Opinion polls by major Japanese media organizations are predicting that the Liberal Democratic Party of Japan, which ruled the country almost without interruption from the mid-1950s until its ouster in 2009, will win more than half of the 480 lower house seats.
The party's return to power would come amid a recession, fear-mongering over Japan’s economic slippage behind China and disappointment with incumbent Democratic Party of Japan’s handling of last year’s tsunami and nuclear disaster.
Also expected to make gains are new crop of smaller parties with names such as Tomorrow and Restoration, reflecting their promises to bring back Japan’s lost glory.
The strongest of them is the Japan Restoration Party headed by Osaka Mayor Toru Hashimoto and controversial former Tokyo Gov. Shintaro Ishihara. It was Ishihara who set in motion the current standoff with China with an ill-advised plan to buy and nationalize a contested island chain called Senkaku by Japan and Diaoyu by China.
Abe’s Liberal Democrats -- along with the Restoration Party -- are pushing to amend Japan’s post-World War II pacifist constitution to allow a more robust military.
"I promise to protect Japan's land and sea, and the lives of the Japanese people no matter what," said Abe, while campaigning for the party’s leadership this year. He has also spoken frequently about Japan’s need to move past the "postwar regime" of U.S. occupation in order to restore its national pride.
There are a host of other issues that appeal to the conservatives' agenda. North Korea’s successful launch of a multi-stage missile last week has heightened calls for more defense spending. Ishihara has spoken openly about the need to consider a "nuclear deterrent," a topic that was until recently anathema in a country with bitter memories of the bombings of Hiroshima and Nagasaki.
Ultranationalists have wanted to change textbooks to downplay Japan’s responsibility for World War II atrocities such as the massacre in the Chinese city of Nanjing and the use of "comfort women" by troops.
"The Senkaku Islands and then the Takeshima Island issue [a dispute with South Korea] have triggered a stronger mood in Japan to protect its honor," said Seishiro Sugihara, 71, chairman of a group called Japan Society for History Textbook Reform.
Political analysts say the change of tide is not so much a matter of Japanese jingoism as it is broad disappointment over Prime Minister Yoshiko Noda’s failure to jump-start the economy.
When Noda's Democratic Party was ushered into power three years ago, it vowed to slash public spending, avoid tax increases and fix problems with the pension system -- promises it has not been able to fulfill. Japan’s economy shrunk 3.5% in the third quarter of this year, raising fears of a recession in the world’s third-largest economy.
"I think the Japanese public just feels stuck. The economy has not improved. China has surpassed them and problems with a low birthrate and dwindling population are yet to be resolved," said Tetsuro Kato, a political scientist at Waseda University. "The public wants stronger leadership and they haven't seen enough of it under the current government."

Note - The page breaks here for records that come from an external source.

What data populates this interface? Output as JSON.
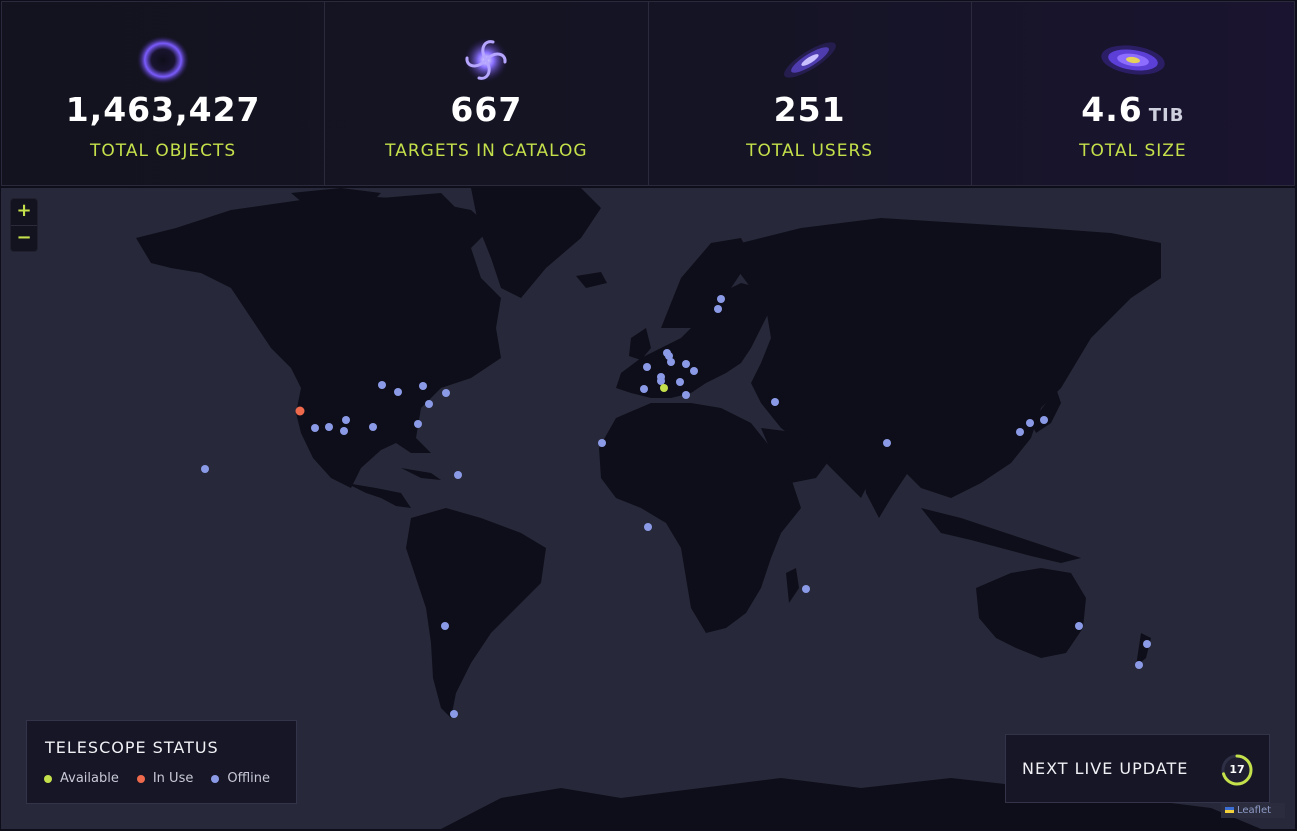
{
  "stats": [
    {
      "value": "1,463,427",
      "unit": "",
      "label": "TOTAL OBJECTS",
      "icon": "ring-galaxy-icon"
    },
    {
      "value": "667",
      "unit": "",
      "label": "TARGETS IN CATALOG",
      "icon": "spiral-galaxy-icon"
    },
    {
      "value": "251",
      "unit": "",
      "label": "TOTAL USERS",
      "icon": "edge-on-galaxy-icon"
    },
    {
      "value": "4.6",
      "unit": "TIB",
      "label": "TOTAL SIZE",
      "icon": "elliptical-galaxy-icon"
    }
  ],
  "zoom": {
    "in": "+",
    "out": "−"
  },
  "legend": {
    "title": "TELESCOPE STATUS",
    "items": [
      {
        "label": "Available",
        "color": "#c4e04a"
      },
      {
        "label": "In Use",
        "color": "#ef6a4c"
      },
      {
        "label": "Offline",
        "color": "#8b9ae6"
      }
    ]
  },
  "update": {
    "label": "NEXT LIVE UPDATE",
    "countdown": "17"
  },
  "attribution": "Leaflet",
  "colors": {
    "accent": "#c4e04a",
    "available": "#c4e04a",
    "in_use": "#ef6a4c",
    "offline": "#8b9ae6"
  }
}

If the Liberal Democratic Party wins as expected, Kato foresees higher defense spending and more pork-barrel public works projects, adding to an already ballooning debt.
Academics say that Abe’s rhetoric about standing up to China is likely to calm down after the fervor of the campaign season.
"Japan's manufacturing industry strongly supports [Abe's party], so although there is some nationalistic election rhetoric, I doubt the party will take moves -- once they are in power -- to hurt business relations with China" in which Japanese companies are heavily invested in, said Hiroyuki Kawanobe, an economics policy professor at Tokai University in Tokyo.
He also said it is unlikely that Abe, even with a big win, would have the requisite votes in the upper house of parliament to reform the pacifist constitution.
The danger is that the hawkish Restoration Party, which could win enough seats to be an influential player in the next government, will press its own nationalist agenda. The party also is expected to push for shifting more decision-making power to regional government, strengthening its bases in Tokyo and Osaka.
"A decentralized government with strong regions like Osaka or Tokyo, which the two leaders are from, may be able to turn the overall Japanese economy into a more fiscally balanced state," said Kawanobe. "But it may lead to an imbalance of rich and poor regional economies."
Another issue in the aftermath of the nuclear disaster from last year’s tsunami is the future of nuclear power. The Democratic Party has proposed to wean Japan from nuclear energy by the end of the 2030s. The Liberal Democratic Party, which promoted nuclear power for decades, has said it would be "irresponsible" to completely abandon nuclear power.
Abe, 58, the scion of a powerful political family, was Japan’s youngest postwar prime minister when elected in 2006, but he resigned after less than a year because of a series of scandals and a digestive ailment.
Since then, there has been a revolving door of prime ministers. Noda, who took office in September 2011, is the longest-serving prime minister since Junichiro Koizumi, Abe's predecessor, left office in 2006.
Nagano reported from Tokyo and Demick from Beijing